§ DATA EXTRACTS:
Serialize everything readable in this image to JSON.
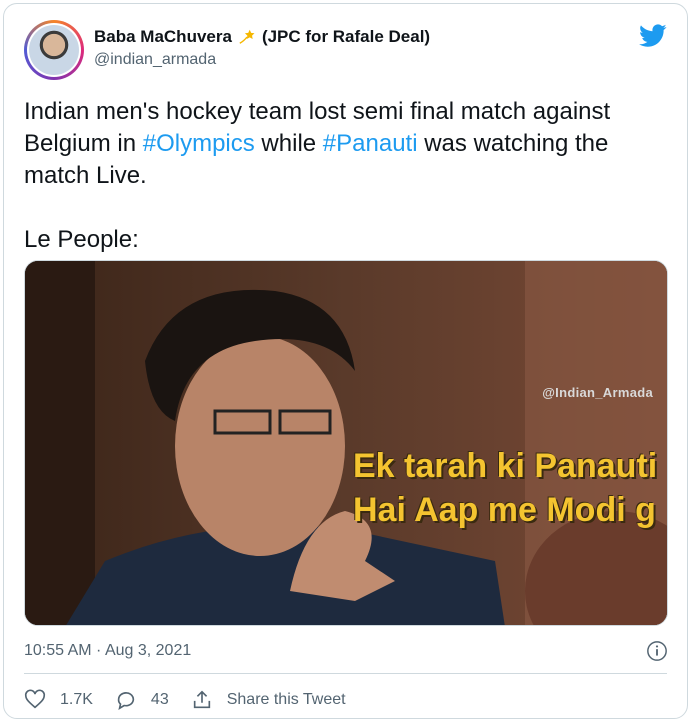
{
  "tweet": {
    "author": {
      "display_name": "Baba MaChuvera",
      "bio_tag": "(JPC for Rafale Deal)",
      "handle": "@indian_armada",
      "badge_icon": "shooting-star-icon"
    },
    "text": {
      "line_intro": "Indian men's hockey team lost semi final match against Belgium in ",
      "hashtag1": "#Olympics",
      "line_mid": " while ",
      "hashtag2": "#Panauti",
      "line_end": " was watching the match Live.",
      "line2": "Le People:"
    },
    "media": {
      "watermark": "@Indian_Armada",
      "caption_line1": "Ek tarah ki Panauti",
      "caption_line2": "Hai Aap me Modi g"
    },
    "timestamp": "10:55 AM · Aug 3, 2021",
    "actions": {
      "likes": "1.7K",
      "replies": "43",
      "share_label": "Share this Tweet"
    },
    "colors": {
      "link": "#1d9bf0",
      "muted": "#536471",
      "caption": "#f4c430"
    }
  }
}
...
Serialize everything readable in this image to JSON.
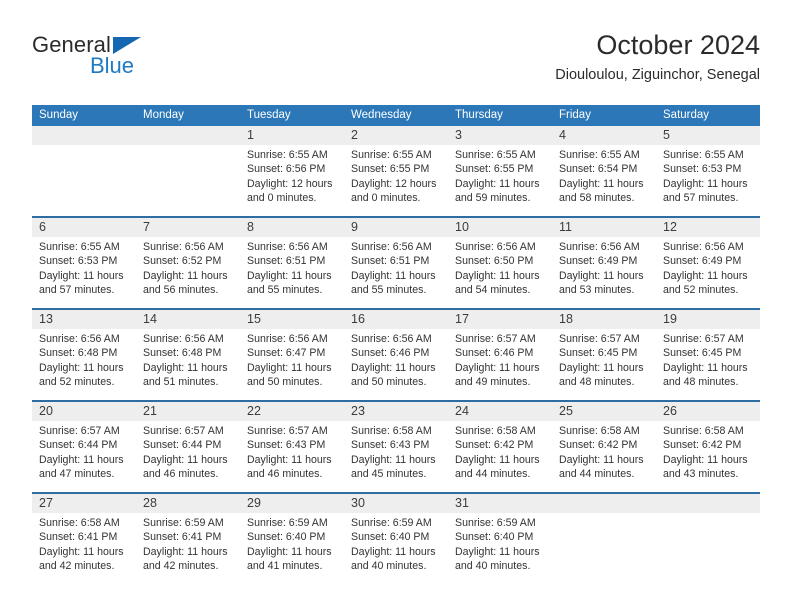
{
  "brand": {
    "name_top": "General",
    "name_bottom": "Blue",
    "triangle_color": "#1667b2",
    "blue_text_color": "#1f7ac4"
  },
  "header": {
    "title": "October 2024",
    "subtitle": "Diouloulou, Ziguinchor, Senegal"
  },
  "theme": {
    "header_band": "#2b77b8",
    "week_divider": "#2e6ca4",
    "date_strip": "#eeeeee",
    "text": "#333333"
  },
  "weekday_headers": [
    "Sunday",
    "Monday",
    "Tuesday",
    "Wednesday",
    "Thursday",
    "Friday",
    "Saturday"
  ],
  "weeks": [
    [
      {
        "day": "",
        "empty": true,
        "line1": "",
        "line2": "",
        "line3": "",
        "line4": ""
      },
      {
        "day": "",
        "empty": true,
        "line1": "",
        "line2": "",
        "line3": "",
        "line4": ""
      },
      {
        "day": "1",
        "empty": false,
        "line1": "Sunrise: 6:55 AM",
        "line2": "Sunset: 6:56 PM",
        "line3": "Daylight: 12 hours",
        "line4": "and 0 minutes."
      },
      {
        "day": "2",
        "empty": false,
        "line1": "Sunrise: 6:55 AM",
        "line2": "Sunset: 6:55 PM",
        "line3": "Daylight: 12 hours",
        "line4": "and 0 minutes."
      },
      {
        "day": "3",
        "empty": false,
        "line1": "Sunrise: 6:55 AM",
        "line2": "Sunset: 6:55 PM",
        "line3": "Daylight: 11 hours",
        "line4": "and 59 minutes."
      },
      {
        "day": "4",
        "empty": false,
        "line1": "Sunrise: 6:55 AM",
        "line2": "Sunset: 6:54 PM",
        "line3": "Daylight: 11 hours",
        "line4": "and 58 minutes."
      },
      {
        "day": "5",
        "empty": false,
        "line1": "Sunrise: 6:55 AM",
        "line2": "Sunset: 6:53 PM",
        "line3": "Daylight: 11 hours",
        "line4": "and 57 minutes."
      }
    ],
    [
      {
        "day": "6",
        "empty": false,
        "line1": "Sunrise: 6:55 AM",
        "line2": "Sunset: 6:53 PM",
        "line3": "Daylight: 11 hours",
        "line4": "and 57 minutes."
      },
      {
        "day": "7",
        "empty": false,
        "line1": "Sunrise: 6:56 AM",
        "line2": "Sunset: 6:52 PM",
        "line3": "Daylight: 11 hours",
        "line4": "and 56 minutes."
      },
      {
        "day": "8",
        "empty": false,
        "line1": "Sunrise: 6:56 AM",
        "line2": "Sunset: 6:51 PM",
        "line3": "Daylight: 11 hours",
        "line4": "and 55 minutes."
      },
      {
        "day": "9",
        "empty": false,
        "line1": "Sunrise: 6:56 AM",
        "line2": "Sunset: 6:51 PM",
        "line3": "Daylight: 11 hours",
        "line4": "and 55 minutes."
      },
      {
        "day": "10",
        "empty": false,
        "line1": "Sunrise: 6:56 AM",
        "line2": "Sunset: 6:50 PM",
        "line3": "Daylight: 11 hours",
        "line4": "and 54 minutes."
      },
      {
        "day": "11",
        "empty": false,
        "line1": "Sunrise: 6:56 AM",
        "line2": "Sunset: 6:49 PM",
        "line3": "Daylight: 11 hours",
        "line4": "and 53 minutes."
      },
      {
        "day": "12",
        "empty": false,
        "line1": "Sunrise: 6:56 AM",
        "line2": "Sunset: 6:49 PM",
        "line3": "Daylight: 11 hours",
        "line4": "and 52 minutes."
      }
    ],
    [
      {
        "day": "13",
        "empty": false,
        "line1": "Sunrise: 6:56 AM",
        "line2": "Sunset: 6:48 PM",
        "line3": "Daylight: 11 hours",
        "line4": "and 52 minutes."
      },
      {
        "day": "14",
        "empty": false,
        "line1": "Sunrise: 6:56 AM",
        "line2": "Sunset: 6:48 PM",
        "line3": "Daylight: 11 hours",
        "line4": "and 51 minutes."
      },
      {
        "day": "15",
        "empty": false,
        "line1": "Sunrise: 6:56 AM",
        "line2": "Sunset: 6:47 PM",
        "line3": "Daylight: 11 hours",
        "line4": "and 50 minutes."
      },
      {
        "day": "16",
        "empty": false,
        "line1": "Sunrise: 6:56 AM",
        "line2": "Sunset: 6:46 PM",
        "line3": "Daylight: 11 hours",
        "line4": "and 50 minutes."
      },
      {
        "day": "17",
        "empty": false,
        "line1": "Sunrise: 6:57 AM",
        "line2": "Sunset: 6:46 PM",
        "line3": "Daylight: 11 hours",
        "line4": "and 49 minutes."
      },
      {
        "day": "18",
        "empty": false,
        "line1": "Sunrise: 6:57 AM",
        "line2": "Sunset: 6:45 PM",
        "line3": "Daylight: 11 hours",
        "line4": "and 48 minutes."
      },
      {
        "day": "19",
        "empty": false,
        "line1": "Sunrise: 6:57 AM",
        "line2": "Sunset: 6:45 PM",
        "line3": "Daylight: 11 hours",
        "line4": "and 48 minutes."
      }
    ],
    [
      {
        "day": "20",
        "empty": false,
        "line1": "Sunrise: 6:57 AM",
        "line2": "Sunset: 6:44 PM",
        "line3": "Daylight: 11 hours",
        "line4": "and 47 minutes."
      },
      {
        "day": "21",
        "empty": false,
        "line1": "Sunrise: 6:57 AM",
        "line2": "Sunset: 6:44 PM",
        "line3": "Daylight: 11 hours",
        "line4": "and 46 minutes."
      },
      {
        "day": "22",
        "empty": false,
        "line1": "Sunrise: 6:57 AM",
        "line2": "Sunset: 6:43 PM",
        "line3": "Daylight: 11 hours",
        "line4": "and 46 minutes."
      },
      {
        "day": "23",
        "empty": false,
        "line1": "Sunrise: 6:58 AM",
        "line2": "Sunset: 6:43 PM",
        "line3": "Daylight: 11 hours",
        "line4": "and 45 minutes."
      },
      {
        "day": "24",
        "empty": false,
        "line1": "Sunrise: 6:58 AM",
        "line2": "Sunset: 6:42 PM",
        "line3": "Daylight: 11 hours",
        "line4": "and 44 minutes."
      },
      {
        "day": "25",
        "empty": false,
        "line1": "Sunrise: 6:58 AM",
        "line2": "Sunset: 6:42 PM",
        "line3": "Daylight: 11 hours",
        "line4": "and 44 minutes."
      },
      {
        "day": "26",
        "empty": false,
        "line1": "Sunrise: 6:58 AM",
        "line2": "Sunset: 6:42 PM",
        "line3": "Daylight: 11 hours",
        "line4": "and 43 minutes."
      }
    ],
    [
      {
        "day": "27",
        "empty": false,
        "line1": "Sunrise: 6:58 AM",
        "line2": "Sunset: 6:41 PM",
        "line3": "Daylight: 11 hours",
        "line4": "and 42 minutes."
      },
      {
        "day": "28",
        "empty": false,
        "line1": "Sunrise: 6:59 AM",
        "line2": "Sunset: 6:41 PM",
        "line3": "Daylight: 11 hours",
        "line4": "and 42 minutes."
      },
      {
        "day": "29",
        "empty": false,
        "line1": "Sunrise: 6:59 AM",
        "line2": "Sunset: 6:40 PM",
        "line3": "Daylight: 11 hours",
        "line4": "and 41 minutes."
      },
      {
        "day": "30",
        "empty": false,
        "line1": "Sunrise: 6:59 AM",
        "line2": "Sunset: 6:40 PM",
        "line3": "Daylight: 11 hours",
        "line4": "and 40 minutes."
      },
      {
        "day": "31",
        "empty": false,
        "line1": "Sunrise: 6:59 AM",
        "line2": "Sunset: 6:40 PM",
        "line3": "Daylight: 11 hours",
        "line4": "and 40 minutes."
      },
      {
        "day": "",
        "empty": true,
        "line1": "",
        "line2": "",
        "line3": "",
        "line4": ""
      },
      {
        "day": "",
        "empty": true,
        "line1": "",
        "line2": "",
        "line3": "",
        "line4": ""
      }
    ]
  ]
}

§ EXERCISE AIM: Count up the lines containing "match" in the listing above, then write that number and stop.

§ RESPONSE BOX: 2